═════ Source data

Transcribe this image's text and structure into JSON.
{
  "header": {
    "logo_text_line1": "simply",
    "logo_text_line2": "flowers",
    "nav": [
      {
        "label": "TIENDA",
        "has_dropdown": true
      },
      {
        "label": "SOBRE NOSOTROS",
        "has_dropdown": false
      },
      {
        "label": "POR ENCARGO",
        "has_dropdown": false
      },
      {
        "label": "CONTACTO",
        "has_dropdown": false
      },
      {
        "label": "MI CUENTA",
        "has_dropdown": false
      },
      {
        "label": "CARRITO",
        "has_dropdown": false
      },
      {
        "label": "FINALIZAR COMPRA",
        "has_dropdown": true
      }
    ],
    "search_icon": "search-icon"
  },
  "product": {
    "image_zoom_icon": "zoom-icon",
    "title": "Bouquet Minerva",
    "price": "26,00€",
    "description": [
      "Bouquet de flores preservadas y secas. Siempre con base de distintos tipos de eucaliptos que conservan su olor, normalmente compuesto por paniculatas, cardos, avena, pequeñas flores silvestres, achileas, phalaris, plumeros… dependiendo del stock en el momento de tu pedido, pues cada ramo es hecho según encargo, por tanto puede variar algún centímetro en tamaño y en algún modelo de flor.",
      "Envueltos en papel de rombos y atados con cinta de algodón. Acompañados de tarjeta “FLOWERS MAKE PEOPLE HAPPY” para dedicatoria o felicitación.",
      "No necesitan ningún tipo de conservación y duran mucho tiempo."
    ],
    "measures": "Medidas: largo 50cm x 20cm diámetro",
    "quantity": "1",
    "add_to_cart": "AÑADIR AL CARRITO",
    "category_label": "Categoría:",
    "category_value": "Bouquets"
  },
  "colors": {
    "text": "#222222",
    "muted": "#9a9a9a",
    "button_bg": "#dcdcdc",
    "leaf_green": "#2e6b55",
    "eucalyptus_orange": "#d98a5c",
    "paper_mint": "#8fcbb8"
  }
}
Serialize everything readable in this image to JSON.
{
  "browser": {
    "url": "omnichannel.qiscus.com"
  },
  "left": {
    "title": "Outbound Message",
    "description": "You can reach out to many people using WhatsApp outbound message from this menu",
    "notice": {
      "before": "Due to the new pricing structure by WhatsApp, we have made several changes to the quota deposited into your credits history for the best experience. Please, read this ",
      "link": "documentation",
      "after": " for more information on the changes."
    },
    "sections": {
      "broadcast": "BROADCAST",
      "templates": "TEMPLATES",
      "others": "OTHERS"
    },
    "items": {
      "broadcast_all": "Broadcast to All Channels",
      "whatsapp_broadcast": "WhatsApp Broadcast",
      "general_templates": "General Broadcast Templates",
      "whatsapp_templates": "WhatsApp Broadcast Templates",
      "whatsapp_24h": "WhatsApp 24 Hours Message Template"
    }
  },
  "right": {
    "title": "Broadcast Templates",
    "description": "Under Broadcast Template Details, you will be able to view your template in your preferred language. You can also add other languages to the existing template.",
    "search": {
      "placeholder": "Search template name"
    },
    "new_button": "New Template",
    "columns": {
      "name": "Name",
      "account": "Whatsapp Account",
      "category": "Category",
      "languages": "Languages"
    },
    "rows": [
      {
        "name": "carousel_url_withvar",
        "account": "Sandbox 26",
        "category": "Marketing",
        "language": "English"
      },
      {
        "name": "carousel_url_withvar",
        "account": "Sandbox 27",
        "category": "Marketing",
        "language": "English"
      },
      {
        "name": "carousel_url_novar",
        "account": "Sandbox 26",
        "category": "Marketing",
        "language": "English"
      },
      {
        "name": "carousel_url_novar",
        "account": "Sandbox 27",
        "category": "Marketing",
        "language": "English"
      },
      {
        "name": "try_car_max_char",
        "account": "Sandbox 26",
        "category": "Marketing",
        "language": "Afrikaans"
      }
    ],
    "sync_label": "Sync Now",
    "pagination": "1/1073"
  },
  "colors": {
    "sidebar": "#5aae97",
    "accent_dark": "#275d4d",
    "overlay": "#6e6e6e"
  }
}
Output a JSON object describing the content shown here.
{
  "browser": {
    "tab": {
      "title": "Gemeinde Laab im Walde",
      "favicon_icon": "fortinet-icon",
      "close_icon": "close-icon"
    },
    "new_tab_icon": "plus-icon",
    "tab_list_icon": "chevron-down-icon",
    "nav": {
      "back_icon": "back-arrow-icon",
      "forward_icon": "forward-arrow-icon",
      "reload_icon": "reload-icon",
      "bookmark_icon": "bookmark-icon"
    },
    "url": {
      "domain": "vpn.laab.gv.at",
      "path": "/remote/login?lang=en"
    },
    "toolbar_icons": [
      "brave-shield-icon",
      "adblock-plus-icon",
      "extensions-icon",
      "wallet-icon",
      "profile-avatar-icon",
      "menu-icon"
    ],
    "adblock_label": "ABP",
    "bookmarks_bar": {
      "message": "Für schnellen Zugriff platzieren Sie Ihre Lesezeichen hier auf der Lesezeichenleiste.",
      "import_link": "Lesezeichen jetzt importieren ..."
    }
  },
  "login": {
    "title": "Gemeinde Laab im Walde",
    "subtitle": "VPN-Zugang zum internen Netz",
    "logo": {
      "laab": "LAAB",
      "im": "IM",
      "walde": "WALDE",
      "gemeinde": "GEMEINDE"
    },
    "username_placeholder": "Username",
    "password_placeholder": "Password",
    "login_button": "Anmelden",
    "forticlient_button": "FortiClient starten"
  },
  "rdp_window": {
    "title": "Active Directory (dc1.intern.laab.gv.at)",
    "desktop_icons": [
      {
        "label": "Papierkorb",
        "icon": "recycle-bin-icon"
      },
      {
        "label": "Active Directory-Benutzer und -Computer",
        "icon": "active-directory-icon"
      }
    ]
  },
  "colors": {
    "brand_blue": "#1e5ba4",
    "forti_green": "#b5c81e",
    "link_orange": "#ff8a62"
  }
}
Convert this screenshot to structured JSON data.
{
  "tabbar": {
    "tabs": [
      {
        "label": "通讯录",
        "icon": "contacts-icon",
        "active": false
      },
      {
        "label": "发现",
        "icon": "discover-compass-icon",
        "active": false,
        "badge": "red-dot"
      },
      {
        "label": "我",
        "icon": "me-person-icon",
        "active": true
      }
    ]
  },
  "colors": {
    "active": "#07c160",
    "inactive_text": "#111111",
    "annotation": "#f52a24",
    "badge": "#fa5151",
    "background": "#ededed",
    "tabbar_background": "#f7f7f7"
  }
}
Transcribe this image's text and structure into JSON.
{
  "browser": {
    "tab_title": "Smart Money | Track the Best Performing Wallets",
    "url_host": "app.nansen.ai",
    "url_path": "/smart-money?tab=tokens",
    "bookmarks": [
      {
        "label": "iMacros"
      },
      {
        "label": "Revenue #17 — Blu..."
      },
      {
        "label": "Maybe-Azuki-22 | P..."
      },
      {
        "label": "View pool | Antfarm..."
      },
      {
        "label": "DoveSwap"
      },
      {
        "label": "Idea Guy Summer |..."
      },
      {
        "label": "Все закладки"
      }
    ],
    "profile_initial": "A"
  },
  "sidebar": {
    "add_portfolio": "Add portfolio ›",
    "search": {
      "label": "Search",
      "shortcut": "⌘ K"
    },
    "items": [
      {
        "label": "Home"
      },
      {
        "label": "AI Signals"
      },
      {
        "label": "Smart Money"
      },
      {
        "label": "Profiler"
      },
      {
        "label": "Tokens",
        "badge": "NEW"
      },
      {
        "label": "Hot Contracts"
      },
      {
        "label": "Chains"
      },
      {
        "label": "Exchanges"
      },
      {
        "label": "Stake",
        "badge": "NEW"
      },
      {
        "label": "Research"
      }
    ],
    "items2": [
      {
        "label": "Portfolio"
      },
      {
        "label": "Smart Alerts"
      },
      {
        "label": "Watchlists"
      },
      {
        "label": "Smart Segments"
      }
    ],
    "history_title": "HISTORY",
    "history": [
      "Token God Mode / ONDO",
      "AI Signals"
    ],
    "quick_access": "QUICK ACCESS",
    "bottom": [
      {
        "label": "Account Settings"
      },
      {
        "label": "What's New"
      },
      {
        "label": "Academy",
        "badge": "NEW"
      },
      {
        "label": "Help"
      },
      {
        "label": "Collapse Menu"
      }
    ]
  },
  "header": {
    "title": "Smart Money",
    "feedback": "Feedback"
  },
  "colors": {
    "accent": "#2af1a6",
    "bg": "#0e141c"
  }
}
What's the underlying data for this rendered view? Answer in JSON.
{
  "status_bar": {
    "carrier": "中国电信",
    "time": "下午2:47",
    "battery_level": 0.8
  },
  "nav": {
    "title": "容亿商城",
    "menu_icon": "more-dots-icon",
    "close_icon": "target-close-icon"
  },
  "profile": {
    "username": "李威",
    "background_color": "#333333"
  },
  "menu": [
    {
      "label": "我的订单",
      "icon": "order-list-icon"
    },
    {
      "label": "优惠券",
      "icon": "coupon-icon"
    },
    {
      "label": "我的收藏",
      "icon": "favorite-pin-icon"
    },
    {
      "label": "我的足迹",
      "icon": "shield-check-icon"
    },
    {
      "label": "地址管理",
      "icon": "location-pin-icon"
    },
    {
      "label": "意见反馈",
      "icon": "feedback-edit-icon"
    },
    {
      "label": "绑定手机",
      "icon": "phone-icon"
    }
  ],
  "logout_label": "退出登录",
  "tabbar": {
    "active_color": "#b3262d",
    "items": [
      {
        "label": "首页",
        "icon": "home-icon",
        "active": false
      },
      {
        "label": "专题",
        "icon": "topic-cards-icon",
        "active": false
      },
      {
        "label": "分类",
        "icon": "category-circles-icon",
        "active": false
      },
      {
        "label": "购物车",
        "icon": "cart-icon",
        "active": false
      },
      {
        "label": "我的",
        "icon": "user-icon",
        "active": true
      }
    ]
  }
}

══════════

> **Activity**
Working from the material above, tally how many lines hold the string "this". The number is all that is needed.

> **Answer to the problem**
7